Three years later, Hurth undertook yet another effort to manipulate electoral politics to the Republicans' advantage. In 2007, Take Initiative America funded a California ballot initiative that would have distributed the state's 55 electoral votes by congressional district instead of winner-takes-all. Had it succeeded, the effort would have greatly benefited Republican presidential contenders in the state. Hurth similarly refused to reveal the donor behind the effort, who finally came forward after Democrats accused the group of money-laundering and California officials vowed to investigate. Paul Singer, a hedge-fund manager and major Giuliani fundraiser, admitted that he gave $175,000 to the effort. (Hurth himself contributed $2,000 to Giuliani's presidential bid.) Then-Democratic National Committee Chair Howard Dean decried the initiative and pointed the finger at the Giuliani campaign, which denied any involvement. The Perry campaign has similarly denied any role in this year's Green Party ploy. But the tentacles of the scandal reach dangerously close to his camp.

It was allegedly Perry's former chief of staff, Mike Toomey, who approached a 22-year-old college student, Garrett Mize, to talk to the Green Party about accepting the outside help, according to Mize's court testimony. (Toomey, who's now a lobbyist, also helped mastermind former Rep. Tom DeLay's scheme to funnel secret corporate money to help the GOP's redistricting effort in 2003.) The Texas Green Party eagerly accepted the offer—even though a court-released email between Green Party officials reveals that party officials were acutely aware the money could be coming from Republican sources. The email also mentions Perry's top political consultant Anthony Holm as being interested in paying for 40 percent of the party's petitioning costs, though he's since denied any role in the schme.

The Texas Green Party has refused to withdraw from the ballot, saying it was "misled" about the kind of money that was used to fund GOP's scheme. "It's not like we intentionally did this," said Kat Swift, statewide coordinator for the Texas Green Party, at a press conference in early July. According to her account, the Texas Greens never knew what Take Initiative America really stood for or who might be involved. But Swift has since embraced the GOP help as a form of realpolitik, arguing that Texas has some of the most stringent requirements for getting on the ballot in the country. "Wherever the money came from doesn't bother me," she told the Dallas Morning News. "People are trying to open the ballot to increase democracy and so, who cares how they vote?"

It's unclear, though whether the Green Party's presence on the ticket will actually hurt White's chances, as the recent controversy has divided Green Party supporters.

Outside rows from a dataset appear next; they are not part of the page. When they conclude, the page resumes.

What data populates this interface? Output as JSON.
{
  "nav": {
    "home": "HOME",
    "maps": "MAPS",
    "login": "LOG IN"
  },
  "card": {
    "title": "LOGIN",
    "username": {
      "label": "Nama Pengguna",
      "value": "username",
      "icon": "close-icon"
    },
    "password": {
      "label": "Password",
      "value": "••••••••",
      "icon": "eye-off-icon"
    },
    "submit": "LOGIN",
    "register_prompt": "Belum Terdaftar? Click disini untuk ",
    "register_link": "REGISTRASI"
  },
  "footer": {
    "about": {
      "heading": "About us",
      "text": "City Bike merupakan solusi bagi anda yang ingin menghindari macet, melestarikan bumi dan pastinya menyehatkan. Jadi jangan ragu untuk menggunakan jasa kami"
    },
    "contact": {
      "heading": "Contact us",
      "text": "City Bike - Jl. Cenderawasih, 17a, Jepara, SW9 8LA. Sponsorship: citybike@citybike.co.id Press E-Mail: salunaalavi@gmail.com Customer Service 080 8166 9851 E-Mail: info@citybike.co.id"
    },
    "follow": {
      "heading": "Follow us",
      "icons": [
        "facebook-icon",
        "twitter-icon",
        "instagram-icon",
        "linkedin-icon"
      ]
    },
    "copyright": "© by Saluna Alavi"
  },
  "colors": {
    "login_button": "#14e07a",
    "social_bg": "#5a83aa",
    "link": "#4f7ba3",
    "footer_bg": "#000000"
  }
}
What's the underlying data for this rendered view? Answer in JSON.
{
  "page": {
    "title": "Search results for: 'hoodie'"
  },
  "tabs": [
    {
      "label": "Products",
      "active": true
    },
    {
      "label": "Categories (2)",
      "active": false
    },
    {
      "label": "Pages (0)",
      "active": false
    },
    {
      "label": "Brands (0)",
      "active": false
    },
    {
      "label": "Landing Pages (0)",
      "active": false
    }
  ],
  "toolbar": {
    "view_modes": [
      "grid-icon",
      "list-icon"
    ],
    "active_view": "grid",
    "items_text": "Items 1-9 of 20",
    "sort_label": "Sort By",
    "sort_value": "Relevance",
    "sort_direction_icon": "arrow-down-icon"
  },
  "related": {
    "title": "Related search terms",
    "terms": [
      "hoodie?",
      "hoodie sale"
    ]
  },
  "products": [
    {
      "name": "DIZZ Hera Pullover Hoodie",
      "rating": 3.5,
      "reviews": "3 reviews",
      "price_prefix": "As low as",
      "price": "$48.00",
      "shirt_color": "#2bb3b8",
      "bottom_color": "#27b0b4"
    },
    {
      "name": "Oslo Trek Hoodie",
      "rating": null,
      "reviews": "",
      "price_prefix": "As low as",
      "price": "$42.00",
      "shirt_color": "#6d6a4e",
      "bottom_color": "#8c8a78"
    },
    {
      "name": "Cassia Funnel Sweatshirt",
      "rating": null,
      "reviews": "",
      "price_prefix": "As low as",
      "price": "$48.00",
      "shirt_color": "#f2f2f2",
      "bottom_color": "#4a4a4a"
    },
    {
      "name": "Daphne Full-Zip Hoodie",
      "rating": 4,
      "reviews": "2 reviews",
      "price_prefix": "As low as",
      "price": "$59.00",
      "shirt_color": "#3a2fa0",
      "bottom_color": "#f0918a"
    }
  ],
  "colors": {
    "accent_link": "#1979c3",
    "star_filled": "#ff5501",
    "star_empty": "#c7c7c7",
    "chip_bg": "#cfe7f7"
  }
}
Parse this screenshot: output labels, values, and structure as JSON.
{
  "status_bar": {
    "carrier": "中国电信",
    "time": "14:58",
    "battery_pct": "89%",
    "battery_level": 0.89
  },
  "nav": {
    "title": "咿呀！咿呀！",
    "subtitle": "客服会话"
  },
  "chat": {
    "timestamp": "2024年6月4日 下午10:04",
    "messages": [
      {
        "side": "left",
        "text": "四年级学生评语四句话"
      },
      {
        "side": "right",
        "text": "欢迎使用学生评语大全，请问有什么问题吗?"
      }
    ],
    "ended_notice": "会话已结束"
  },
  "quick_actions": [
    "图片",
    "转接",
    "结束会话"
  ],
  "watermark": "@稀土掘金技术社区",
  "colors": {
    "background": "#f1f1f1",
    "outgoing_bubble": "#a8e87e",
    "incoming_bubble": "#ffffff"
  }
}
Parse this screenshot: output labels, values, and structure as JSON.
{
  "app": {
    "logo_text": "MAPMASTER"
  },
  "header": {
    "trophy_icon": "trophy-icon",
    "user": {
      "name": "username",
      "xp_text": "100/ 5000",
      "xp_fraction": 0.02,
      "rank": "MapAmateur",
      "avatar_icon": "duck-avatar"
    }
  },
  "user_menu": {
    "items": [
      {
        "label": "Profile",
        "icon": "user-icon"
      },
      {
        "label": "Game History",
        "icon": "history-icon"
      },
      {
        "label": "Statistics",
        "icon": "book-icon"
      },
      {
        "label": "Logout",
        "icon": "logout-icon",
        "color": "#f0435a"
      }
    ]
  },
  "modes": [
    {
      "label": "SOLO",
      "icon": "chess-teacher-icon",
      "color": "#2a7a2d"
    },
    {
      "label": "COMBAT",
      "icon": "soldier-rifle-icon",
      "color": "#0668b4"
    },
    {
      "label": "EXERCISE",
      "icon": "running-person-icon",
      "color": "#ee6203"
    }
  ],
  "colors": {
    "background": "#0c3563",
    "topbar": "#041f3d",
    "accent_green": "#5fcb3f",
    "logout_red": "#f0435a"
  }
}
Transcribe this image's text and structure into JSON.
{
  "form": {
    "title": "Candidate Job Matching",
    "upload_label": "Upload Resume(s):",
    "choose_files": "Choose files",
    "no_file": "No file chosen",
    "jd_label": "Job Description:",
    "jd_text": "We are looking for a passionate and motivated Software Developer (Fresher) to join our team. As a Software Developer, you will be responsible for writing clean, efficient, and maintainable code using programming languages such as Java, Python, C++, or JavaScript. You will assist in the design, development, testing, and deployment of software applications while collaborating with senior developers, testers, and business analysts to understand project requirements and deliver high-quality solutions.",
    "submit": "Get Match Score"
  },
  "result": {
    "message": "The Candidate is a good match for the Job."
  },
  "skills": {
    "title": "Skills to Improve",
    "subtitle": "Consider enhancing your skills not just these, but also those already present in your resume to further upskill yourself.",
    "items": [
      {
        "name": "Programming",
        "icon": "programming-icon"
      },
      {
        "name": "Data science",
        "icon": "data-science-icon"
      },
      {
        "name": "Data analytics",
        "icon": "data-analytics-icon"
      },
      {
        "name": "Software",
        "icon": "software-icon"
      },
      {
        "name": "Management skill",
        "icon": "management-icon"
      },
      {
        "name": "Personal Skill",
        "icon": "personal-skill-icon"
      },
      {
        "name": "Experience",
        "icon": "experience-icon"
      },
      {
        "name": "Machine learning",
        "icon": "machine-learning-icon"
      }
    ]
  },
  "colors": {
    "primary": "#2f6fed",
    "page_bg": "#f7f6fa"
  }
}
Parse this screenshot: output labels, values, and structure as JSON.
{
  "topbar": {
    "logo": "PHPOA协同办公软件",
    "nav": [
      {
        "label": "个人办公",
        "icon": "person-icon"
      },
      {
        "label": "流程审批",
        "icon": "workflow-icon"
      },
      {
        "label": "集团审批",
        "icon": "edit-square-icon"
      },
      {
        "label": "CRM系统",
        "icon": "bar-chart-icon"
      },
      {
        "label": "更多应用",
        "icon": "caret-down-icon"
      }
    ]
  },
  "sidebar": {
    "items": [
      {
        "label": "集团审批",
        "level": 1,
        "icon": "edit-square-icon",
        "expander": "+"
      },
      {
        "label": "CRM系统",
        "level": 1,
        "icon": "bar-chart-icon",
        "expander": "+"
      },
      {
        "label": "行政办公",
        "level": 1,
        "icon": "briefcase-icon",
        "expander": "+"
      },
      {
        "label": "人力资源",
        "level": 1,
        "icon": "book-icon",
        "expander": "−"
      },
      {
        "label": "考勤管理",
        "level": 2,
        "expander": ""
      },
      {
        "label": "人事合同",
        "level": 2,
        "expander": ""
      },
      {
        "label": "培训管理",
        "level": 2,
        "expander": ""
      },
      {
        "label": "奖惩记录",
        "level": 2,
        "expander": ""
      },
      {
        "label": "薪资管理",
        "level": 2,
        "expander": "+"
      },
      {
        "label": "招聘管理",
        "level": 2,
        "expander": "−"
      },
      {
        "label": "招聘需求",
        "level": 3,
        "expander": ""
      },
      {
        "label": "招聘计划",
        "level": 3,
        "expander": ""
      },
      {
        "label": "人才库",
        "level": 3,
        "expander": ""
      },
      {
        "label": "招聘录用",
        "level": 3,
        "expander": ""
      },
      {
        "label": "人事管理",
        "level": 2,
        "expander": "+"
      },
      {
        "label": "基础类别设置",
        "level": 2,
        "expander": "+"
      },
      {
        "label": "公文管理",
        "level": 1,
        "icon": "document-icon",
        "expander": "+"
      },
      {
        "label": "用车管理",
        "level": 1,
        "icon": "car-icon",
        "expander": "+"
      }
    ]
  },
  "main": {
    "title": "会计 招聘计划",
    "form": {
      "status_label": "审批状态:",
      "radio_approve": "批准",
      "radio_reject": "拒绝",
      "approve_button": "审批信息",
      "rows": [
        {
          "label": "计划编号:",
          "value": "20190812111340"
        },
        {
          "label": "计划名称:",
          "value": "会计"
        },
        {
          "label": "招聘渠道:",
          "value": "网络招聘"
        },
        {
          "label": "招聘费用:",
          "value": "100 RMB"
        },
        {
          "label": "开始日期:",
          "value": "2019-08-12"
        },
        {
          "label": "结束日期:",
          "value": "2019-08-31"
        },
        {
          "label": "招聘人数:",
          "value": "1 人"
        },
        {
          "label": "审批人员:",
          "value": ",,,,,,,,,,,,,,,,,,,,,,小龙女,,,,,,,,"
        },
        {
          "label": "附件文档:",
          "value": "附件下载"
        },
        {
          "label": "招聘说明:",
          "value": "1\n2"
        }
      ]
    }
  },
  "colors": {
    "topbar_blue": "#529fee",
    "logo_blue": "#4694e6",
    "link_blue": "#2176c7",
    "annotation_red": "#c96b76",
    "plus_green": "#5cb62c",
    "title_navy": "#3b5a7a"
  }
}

Some of its closest allies have turned against the party for knowingly accepting the GOP assistance—and refusing to back out even after discovering it was paid for by Hurth's nonprofit corporation (which qualifies, for the purposes of campaign-finance law, as corporate money). The Texas League of Conservation Voters, which has often backed Green Party candidates, said the party's "use of corporate, out-of-state money directed from partisan operatives for a petition drive corrupts and manipulates the electoral process." One local Green Party candidate for Travis County Clerk has already withdrawn his candidacy, citing his opposition to the Green Party's acceptance of corporate-funded help—even though the party itself has called for the end of corporate funding in all elections.

Texas Democrats, for their part, have given up their push to keep the Green Party off the ballot: they dropped part of their lawsuit last week after the (all-Republican) Texas Supreme Court decided to let the Green Party remain on the ballot while it reviewed the case. But the state's Democratic party says it will continue with a legal challenge in a lower court to discover who was funding the GOP-backed petition drive, contending that the source and use of Hurth's funds might have been illegal. If even more incriminating evidence surfaces, the Green Party scheme could really end up biting the Texas GOP in the butt.